START AVAILABLE DATA

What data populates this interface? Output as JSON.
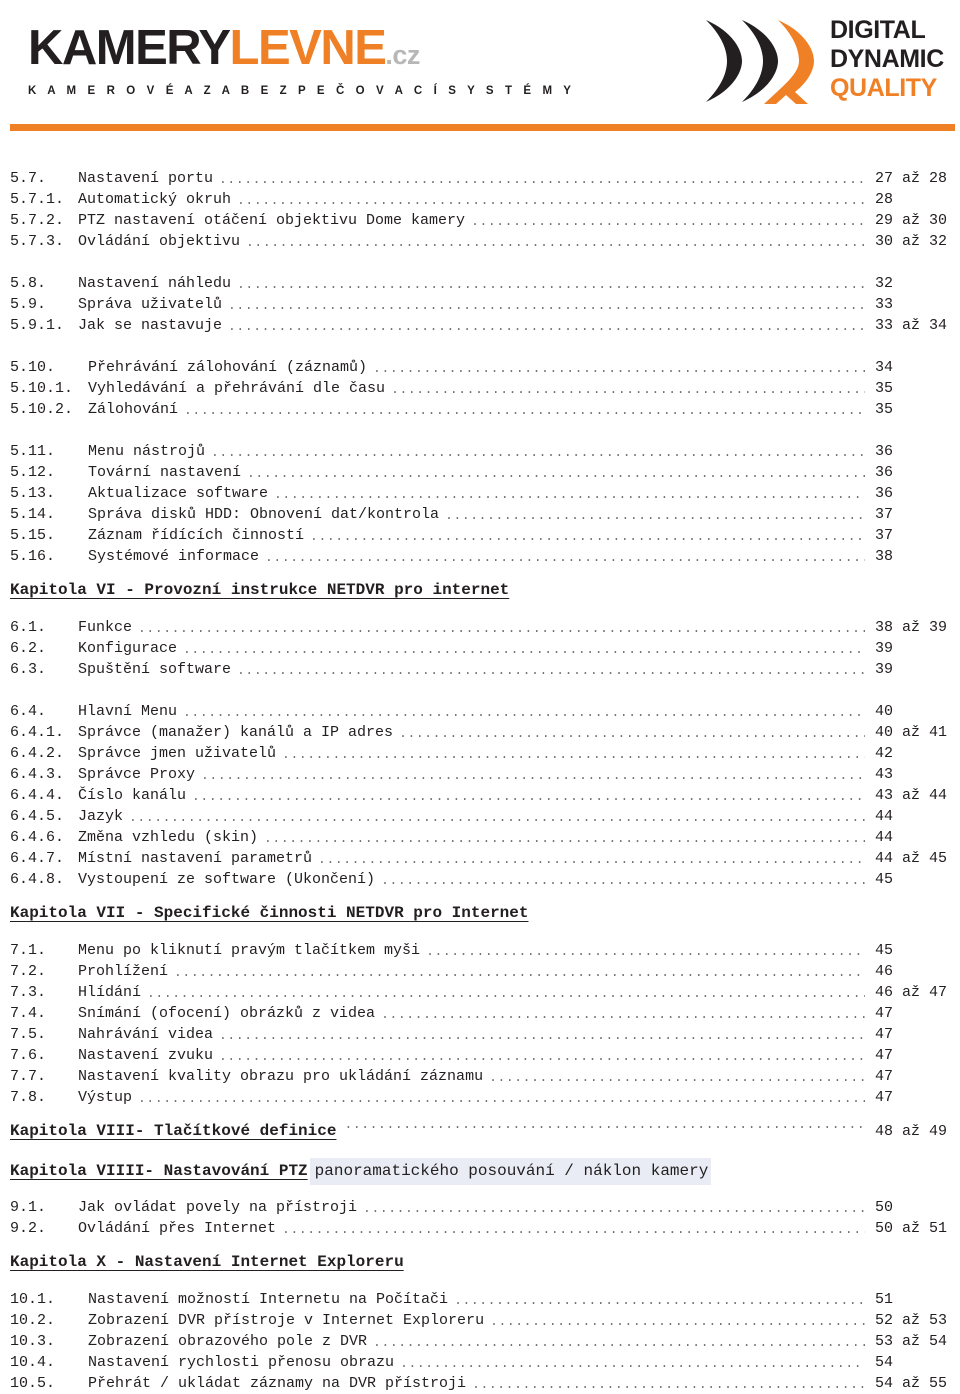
{
  "header": {
    "brand_left": {
      "word_part1": "KAMERY",
      "word_part2": "LEVNE",
      "word_suffix": ".cz",
      "tagline": "K A M E R O V É   A   Z A B E Z P E Č O V A C Í   S Y S T É M Y"
    },
    "brand_right": {
      "line1": "DIGITAL",
      "line2": "DYNAMIC",
      "line3": "QUALITY"
    },
    "colors": {
      "orange": "#f08026",
      "dark": "#231f20",
      "grey": "#b7b7b7",
      "highlight": "#e9ecf4"
    }
  },
  "toc": {
    "groups": [
      {
        "type": "entries",
        "items": [
          {
            "num": "5.7.",
            "title": "Nastavení portu",
            "pages": "27 až 28"
          },
          {
            "num": "5.7.1.",
            "title": "Automatický okruh",
            "pages": "28"
          },
          {
            "num": "5.7.2.",
            "title": "PTZ nastavení otáčení objektivu Dome kamery",
            "pages": "29 až 30"
          },
          {
            "num": "5.7.3.",
            "title": "Ovládání objektivu",
            "pages": "30 až 32"
          }
        ]
      },
      {
        "type": "entries",
        "items": [
          {
            "num": "5.8.",
            "title": "Nastavení náhledu",
            "pages": "32"
          },
          {
            "num": "5.9.",
            "title": "Správa uživatelů",
            "pages": "33"
          },
          {
            "num": "5.9.1.",
            "title": "Jak se nastavuje",
            "pages": "33 až 34"
          }
        ]
      },
      {
        "type": "entries",
        "wide": true,
        "items": [
          {
            "num": "5.10.",
            "title": "Přehrávání zálohování (záznamů)",
            "pages": "34"
          },
          {
            "num": "5.10.1.",
            "title": "Vyhledávání a přehrávání dle času",
            "pages": "35"
          },
          {
            "num": "5.10.2.",
            "title": "Zálohování",
            "pages": "35"
          }
        ]
      },
      {
        "type": "entries",
        "wide": true,
        "items": [
          {
            "num": "5.11.",
            "title": "Menu nástrojů",
            "pages": "36"
          },
          {
            "num": "5.12.",
            "title": "Tovární nastavení",
            "pages": "36"
          },
          {
            "num": "5.13.",
            "title": "Aktualizace software",
            "pages": "36"
          },
          {
            "num": "5.14.",
            "title": "Správa disků HDD: Obnovení dat/kontrola",
            "pages": "37"
          },
          {
            "num": "5.15.",
            "title": "Záznam řídících činností",
            "pages": "37"
          },
          {
            "num": "5.16.",
            "title": "Systémové informace",
            "pages": "38"
          }
        ]
      },
      {
        "type": "chapter",
        "heading": "Kapitola VI - Provozní instrukce NETDVR pro internet",
        "sub": "",
        "pages": "",
        "dots": false
      },
      {
        "type": "entries",
        "items": [
          {
            "num": "6.1.",
            "title": "Funkce",
            "pages": "38 až 39"
          },
          {
            "num": "6.2.",
            "title": "Konfigurace",
            "pages": "39"
          },
          {
            "num": "6.3.",
            "title": "Spuštění software",
            "pages": "39"
          }
        ]
      },
      {
        "type": "entries",
        "items": [
          {
            "num": "6.4.",
            "title": "Hlavní Menu",
            "pages": "40"
          },
          {
            "num": "6.4.1.",
            "title": "Správce (manažer) kanálů a IP adres",
            "pages": "40 až 41"
          },
          {
            "num": "6.4.2.",
            "title": "Správce jmen uživatelů",
            "pages": "42"
          },
          {
            "num": "6.4.3.",
            "title": "Správce Proxy",
            "pages": "43"
          },
          {
            "num": "6.4.4.",
            "title": "Číslo kanálu",
            "pages": "43 až 44"
          },
          {
            "num": "6.4.5.",
            "title": "Jazyk",
            "pages": "44"
          },
          {
            "num": "6.4.6.",
            "title": "Změna vzhledu (skin)",
            "pages": "44"
          },
          {
            "num": "6.4.7.",
            "title": "Místní nastavení parametrů",
            "pages": "44 až 45"
          },
          {
            "num": "6.4.8.",
            "title": "Vystoupení ze software (Ukončení)",
            "pages": "45"
          }
        ]
      },
      {
        "type": "chapter",
        "heading": "Kapitola VII - Specifické činnosti NETDVR pro Internet",
        "sub": "",
        "pages": "",
        "dots": false
      },
      {
        "type": "entries",
        "items": [
          {
            "num": "7.1.",
            "title": "Menu po kliknutí pravým tlačítkem myši",
            "pages": "45"
          },
          {
            "num": "7.2.",
            "title": "Prohlížení",
            "pages": "46"
          },
          {
            "num": "7.3.",
            "title": "Hlídání",
            "pages": "46 až 47"
          },
          {
            "num": "7.4.",
            "title": "Snímání (ofocení) obrázků z videa",
            "pages": "47"
          },
          {
            "num": "7.5.",
            "title": "Nahrávání videa",
            "pages": "47"
          },
          {
            "num": "7.6.",
            "title": "Nastavení zvuku",
            "pages": "47"
          },
          {
            "num": "7.7.",
            "title": "Nastavení kvality obrazu pro ukládání záznamu",
            "pages": "47"
          },
          {
            "num": "7.8.",
            "title": "Výstup",
            "pages": "47"
          }
        ]
      },
      {
        "type": "chapter",
        "heading": "Kapitola VIII- Tlačítkové definice",
        "sub": "",
        "pages": "48 až 49",
        "dots": true
      },
      {
        "type": "chapter",
        "heading": "Kapitola VIIII- Nastavování PTZ",
        "sub": "panoramatického posouvání / náklon kamery",
        "pages": "",
        "dots": false
      },
      {
        "type": "entries",
        "items": [
          {
            "num": "9.1.",
            "title": "Jak ovládat povely na přístroji",
            "pages": "50"
          },
          {
            "num": "9.2.",
            "title": "Ovládání přes Internet",
            "pages": "50 až 51"
          }
        ]
      },
      {
        "type": "chapter",
        "heading": "Kapitola X - Nastavení Internet Exploreru",
        "sub": "",
        "pages": "",
        "dots": false
      },
      {
        "type": "entries",
        "wide": true,
        "items": [
          {
            "num": "10.1.",
            "title": "Nastavení možností Internetu na Počítači",
            "pages": "51"
          },
          {
            "num": "10.2.",
            "title": "Zobrazení DVR přístroje v Internet Exploreru",
            "pages": "52 až 53"
          },
          {
            "num": "10.3.",
            "title": "Zobrazení obrazového pole z DVR",
            "pages": "53 až 54"
          },
          {
            "num": "10.4.",
            "title": "Nastavení rychlosti přenosu obrazu",
            "pages": "54"
          },
          {
            "num": "10.5.",
            "title": "Přehrát / ukládat záznamy na DVR přístroji",
            "pages": "54 až 55"
          }
        ]
      }
    ]
  }
}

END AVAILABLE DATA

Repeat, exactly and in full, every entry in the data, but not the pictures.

What data populates this interface? Output as JSON.
{
  "header": {
    "brand_left": {
      "word_part1": "KAMERY",
      "word_part2": "LEVNE",
      "word_suffix": ".cz",
      "tagline": "K A M E R O V É   A   Z A B E Z P E Č O V A C Í   S Y S T É M Y"
    },
    "brand_right": {
      "line1": "DIGITAL",
      "line2": "DYNAMIC",
      "line3": "QUALITY"
    },
    "colors": {
      "orange": "#f08026",
      "dark": "#231f20",
      "grey": "#b7b7b7",
      "highlight": "#e9ecf4"
    }
  },
  "toc": {
    "groups": [
      {
        "type": "entries",
        "items": [
          {
            "num": "5.7.",
            "title": "Nastavení portu",
            "pages": "27 až 28"
          },
          {
            "num": "5.7.1.",
            "title": "Automatický okruh",
            "pages": "28"
          },
          {
            "num": "5.7.2.",
            "title": "PTZ nastavení otáčení objektivu Dome kamery",
            "pages": "29 až 30"
          },
          {
            "num": "5.7.3.",
            "title": "Ovládání objektivu",
            "pages": "30 až 32"
          }
        ]
      },
      {
        "type": "entries",
        "items": [
          {
            "num": "5.8.",
            "title": "Nastavení náhledu",
            "pages": "32"
          },
          {
            "num": "5.9.",
            "title": "Správa uživatelů",
            "pages": "33"
          },
          {
            "num": "5.9.1.",
            "title": "Jak se nastavuje",
            "pages": "33 až 34"
          }
        ]
      },
      {
        "type": "entries",
        "wide": true,
        "items": [
          {
            "num": "5.10.",
            "title": "Přehrávání zálohování (záznamů)",
            "pages": "34"
          },
          {
            "num": "5.10.1.",
            "title": "Vyhledávání a přehrávání dle času",
            "pages": "35"
          },
          {
            "num": "5.10.2.",
            "title": "Zálohování",
            "pages": "35"
          }
        ]
      },
      {
        "type": "entries",
        "wide": true,
        "items": [
          {
            "num": "5.11.",
            "title": "Menu nástrojů",
            "pages": "36"
          },
          {
            "num": "5.12.",
            "title": "Tovární nastavení",
            "pages": "36"
          },
          {
            "num": "5.13.",
            "title": "Aktualizace software",
            "pages": "36"
          },
          {
            "num": "5.14.",
            "title": "Správa disků HDD: Obnovení dat/kontrola",
            "pages": "37"
          },
          {
            "num": "5.15.",
            "title": "Záznam řídících činností",
            "pages": "37"
          },
          {
            "num": "5.16.",
            "title": "Systémové informace",
            "pages": "38"
          }
        ]
      },
      {
        "type": "chapter",
        "heading": "Kapitola VI - Provozní instrukce NETDVR pro internet",
        "sub": "",
        "pages": "",
        "dots": false
      },
      {
        "type": "entries",
        "items": [
          {
            "num": "6.1.",
            "title": "Funkce",
            "pages": "38 až 39"
          },
          {
            "num": "6.2.",
            "title": "Konfigurace",
            "pages": "39"
          },
          {
            "num": "6.3.",
            "title": "Spuštění software",
            "pages": "39"
          }
        ]
      },
      {
        "type": "entries",
        "items": [
          {
            "num": "6.4.",
            "title": "Hlavní Menu",
            "pages": "40"
          },
          {
            "num": "6.4.1.",
            "title": "Správce (manažer) kanálů a IP adres",
            "pages": "40 až 41"
          },
          {
            "num": "6.4.2.",
            "title": "Správce jmen uživatelů",
            "pages": "42"
          },
          {
            "num": "6.4.3.",
            "title": "Správce Proxy",
            "pages": "43"
          },
          {
            "num": "6.4.4.",
            "title": "Číslo kanálu",
            "pages": "43 až 44"
          },
          {
            "num": "6.4.5.",
            "title": "Jazyk",
            "pages": "44"
          },
          {
            "num": "6.4.6.",
            "title": "Změna vzhledu (skin)",
            "pages": "44"
          },
          {
            "num": "6.4.7.",
            "title": "Místní nastavení parametrů",
            "pages": "44 až 45"
          },
          {
            "num": "6.4.8.",
            "title": "Vystoupení ze software (Ukončení)",
            "pages": "45"
          }
        ]
      },
      {
        "type": "chapter",
        "heading": "Kapitola VII - Specifické činnosti NETDVR pro Internet",
        "sub": "",
        "pages": "",
        "dots": false
      },
      {
        "type": "entries",
        "items": [
          {
            "num": "7.1.",
            "title": "Menu po kliknutí pravým tlačítkem myši",
            "pages": "45"
          },
          {
            "num": "7.2.",
            "title": "Prohlížení",
            "pages": "46"
          },
          {
            "num": "7.3.",
            "title": "Hlídání",
            "pages": "46 až 47"
          },
          {
            "num": "7.4.",
            "title": "Snímání (ofocení) obrázků z videa",
            "pages": "47"
          },
          {
            "num": "7.5.",
            "title": "Nahrávání videa",
            "pages": "47"
          },
          {
            "num": "7.6.",
            "title": "Nastavení zvuku",
            "pages": "47"
          },
          {
            "num": "7.7.",
            "title": "Nastavení kvality obrazu pro ukládání záznamu",
            "pages": "47"
          },
          {
            "num": "7.8.",
            "title": "Výstup",
            "pages": "47"
          }
        ]
      },
      {
        "type": "chapter",
        "heading": "Kapitola VIII- Tlačítkové definice",
        "sub": "",
        "pages": "48 až 49",
        "dots": true
      },
      {
        "type": "chapter",
        "heading": "Kapitola VIIII- Nastavování PTZ",
        "sub": "panoramatického posouvání / náklon kamery",
        "pages": "",
        "dots": false
      },
      {
        "type": "entries",
        "items": [
          {
            "num": "9.1.",
            "title": "Jak ovládat povely na přístroji",
            "pages": "50"
          },
          {
            "num": "9.2.",
            "title": "Ovládání přes Internet",
            "pages": "50 až 51"
          }
        ]
      },
      {
        "type": "chapter",
        "heading": "Kapitola X - Nastavení Internet Exploreru",
        "sub": "",
        "pages": "",
        "dots": false
      },
      {
        "type": "entries",
        "wide": true,
        "items": [
          {
            "num": "10.1.",
            "title": "Nastavení možností Internetu na Počítači",
            "pages": "51"
          },
          {
            "num": "10.2.",
            "title": "Zobrazení DVR přístroje v Internet Exploreru",
            "pages": "52 až 53"
          },
          {
            "num": "10.3.",
            "title": "Zobrazení obrazového pole z DVR",
            "pages": "53 až 54"
          },
          {
            "num": "10.4.",
            "title": "Nastavení rychlosti přenosu obrazu",
            "pages": "54"
          },
          {
            "num": "10.5.",
            "title": "Přehrát / ukládat záznamy na DVR přístroji",
            "pages": "54 až 55"
          }
        ]
      }
    ]
  }
}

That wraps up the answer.